In Plain Sight | Wellcome Collection
I love the Wellcome Collection! Not only does it host the best museum shop in London hands down, its exhibitions are so entertaining - imaginative grab bags of interesting things, based loosely around a single theme. I also feel a bit defensive of it as an institution, given the silly “anti-woke” media fracas it faced recently when it announced plans to update its permanent collection display.
Anyway, following recent shows on themes like electricity, games and (my favourite) teeth, it’s the turn of sight. In Plain Sight, in terms of both the corporeal - the eye - and the conceptual - visual perception. There’s one work in the exhibition that I found particularly thought-provoking.
This was a presentation of Jon Rafman’s Nine Eyes of Google Street View project (pictured above). These images, presented in slideshow format, are taken directly from Google Street View - the title refers to the nine cameras that are placed on top of the vans that capture the images for the tech giant’s phenomenally useful, ambitious global service.
Rafman got in early, beginning the project in 2009, two years after Street View’s original release. It’s still ongoing. In an essay on the project for AFC, the artist explained that he was initially attracted by the “noisy amateur aesthetic” of Street View images: the vans simply capture what’s on the street as they drive past, the only modification being to blur out people’s faces.
He’s right, it is a specific aesthetic. The photos are instantly recognisable to any Street View user (so that’s to say, pretty much everyone). There’s something in the slightly warped depth and perspective from the nine cameras’ panoramic view - they’re placed on a sphere on top of the van. Rafman also leaves in the compass icon and the Google watermark on the images, enhancing the viewer’s sense of familiarity.
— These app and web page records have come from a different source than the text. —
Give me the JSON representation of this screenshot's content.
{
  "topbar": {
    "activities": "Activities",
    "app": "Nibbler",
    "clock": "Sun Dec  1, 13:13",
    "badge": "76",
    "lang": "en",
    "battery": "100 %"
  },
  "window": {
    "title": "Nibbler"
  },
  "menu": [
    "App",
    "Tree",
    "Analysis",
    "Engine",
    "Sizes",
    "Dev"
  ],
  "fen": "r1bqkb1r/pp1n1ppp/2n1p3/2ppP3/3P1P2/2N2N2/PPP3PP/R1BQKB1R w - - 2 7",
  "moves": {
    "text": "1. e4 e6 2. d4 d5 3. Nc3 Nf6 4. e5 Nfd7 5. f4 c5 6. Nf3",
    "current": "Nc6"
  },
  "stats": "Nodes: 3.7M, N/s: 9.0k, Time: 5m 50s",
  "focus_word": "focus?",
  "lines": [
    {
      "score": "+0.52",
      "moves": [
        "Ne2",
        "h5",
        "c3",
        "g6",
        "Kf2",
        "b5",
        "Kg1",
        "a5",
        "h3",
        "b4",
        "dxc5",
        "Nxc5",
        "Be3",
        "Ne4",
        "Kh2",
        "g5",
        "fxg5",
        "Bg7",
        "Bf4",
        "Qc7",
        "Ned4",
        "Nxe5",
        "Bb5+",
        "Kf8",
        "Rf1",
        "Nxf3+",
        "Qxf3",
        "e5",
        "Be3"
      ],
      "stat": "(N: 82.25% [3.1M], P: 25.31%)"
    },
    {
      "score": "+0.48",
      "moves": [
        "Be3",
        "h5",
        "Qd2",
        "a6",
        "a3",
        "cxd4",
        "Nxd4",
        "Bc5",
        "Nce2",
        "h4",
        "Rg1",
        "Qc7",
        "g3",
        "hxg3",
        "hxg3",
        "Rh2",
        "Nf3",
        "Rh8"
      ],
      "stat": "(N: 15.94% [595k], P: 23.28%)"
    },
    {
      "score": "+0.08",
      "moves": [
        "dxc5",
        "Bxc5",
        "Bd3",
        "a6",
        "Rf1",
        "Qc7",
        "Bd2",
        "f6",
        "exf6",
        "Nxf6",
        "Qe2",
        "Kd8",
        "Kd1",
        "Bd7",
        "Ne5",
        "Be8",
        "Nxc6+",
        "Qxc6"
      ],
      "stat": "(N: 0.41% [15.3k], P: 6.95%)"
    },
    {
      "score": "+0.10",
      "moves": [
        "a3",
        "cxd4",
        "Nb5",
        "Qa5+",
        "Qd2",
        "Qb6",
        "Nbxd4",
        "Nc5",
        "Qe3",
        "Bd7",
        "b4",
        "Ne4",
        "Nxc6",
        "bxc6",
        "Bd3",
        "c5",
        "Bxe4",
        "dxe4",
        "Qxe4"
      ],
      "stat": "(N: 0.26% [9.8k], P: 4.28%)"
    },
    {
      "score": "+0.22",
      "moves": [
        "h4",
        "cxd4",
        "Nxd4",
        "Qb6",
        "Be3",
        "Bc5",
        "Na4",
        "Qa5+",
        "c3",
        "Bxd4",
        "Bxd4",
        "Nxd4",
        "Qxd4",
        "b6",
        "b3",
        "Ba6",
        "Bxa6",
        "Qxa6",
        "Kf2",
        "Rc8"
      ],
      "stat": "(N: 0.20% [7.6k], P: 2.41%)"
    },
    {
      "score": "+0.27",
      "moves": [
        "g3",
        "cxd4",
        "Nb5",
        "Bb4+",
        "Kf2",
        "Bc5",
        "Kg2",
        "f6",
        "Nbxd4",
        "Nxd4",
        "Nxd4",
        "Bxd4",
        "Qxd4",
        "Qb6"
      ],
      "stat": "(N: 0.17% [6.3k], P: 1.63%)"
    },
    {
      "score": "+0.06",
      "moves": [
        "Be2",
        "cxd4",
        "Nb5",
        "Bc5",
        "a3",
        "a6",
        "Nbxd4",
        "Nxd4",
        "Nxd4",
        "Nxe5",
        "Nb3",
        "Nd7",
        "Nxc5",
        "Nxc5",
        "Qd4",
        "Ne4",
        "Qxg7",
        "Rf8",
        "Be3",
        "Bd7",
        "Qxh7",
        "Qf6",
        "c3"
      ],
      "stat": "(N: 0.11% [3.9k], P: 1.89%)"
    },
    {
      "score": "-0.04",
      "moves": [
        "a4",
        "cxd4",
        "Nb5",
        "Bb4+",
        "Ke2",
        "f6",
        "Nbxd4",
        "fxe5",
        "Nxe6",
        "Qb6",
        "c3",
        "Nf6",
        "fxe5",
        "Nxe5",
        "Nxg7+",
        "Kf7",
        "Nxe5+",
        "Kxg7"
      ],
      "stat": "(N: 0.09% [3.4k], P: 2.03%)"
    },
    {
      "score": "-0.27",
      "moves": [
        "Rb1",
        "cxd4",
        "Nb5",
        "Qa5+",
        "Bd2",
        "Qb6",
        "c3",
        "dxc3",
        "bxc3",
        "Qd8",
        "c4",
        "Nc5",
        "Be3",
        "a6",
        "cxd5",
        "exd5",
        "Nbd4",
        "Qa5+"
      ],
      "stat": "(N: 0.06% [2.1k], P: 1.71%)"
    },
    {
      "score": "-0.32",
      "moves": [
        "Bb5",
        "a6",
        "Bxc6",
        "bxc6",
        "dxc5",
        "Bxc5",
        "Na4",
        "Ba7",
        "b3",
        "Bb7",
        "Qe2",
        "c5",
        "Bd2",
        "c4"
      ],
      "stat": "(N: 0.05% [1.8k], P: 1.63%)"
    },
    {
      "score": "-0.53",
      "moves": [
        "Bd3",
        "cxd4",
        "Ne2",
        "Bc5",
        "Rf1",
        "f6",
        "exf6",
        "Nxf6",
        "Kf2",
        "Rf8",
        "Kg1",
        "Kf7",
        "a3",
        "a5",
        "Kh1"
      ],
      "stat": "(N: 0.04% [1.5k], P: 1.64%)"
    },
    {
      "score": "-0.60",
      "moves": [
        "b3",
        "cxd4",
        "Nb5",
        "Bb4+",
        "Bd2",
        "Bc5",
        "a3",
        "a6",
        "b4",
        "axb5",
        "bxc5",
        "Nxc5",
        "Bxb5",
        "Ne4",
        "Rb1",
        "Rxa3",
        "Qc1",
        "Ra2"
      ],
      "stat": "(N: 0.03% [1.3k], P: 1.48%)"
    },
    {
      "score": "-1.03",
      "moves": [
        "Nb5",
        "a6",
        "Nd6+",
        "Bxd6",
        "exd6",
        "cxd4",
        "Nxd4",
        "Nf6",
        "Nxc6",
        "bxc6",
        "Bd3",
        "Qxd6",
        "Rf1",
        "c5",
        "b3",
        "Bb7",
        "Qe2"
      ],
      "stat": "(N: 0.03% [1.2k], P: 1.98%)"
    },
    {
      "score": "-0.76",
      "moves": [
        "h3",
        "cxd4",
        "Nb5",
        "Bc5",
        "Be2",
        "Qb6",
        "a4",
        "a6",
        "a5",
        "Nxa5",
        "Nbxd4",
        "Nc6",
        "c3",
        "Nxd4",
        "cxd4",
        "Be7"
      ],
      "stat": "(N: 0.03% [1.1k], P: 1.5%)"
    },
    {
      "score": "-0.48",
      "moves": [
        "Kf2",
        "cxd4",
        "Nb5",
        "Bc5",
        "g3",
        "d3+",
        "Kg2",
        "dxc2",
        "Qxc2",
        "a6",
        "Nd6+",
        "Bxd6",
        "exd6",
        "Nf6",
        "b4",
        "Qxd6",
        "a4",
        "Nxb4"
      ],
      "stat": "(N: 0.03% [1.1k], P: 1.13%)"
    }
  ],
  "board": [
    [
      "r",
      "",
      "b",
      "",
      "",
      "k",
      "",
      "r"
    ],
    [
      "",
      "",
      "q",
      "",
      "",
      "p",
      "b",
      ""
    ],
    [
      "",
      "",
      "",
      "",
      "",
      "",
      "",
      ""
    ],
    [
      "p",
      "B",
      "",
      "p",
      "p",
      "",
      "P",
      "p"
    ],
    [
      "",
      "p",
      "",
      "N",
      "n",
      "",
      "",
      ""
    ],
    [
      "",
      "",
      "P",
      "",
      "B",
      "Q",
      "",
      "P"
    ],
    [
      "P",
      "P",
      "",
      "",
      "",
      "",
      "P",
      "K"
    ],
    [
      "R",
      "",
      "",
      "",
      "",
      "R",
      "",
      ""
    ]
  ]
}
But viewed in a deracinated slideshow, rapid fire, one after the other, the views come to seem deeply strange. The only prevailing theme really is the reactions of the people in the photos, noticing that they’re being looked at by the van.
These people aren’t generally pleased to see us, like the Belfast youths with their middle fingers up in the image I’ve chosen to illustrate this post. Elsewhere, another young man moons the panoramic camera, his thin haunches turned derisively to us. Another bunch of youths give us an enthusiastic Nazi salute.
The project doesn’t focus on Google’s massive technical achievement, then. Instead, Rafman’s telling us something about surveillance and consent. The indifferent panoramic camera ‘sees’, its subjects see what’s going on right back, and react with bravado - or something that looks like hate.
Rafman’s on their side though - in his view, they’re showing humanity in the face of an all-powerful corporate foe. “The artist/curator, in reasserting the significance of the human gaze within Street View, recognizes the pain and disempowerment in being declared insignificant,” he says. “The artist/curator challenges Google’s imperial claims and questions the company’s right to be the only one framing our cognitions and perceptions.”
Others - like me, I admit - will feel impressed and challenged by the Rafman-curated images, might have second thoughts about a publicly-listed tech company monetising a grand project of global surveillance - then go right back to using Street View. Good for the Wellcome Collection anyway, for featuring the project in yet another fascinating show.
In Plain Sight is at the Wellcome Collection (London). 20 October 2022 - 12 February 2023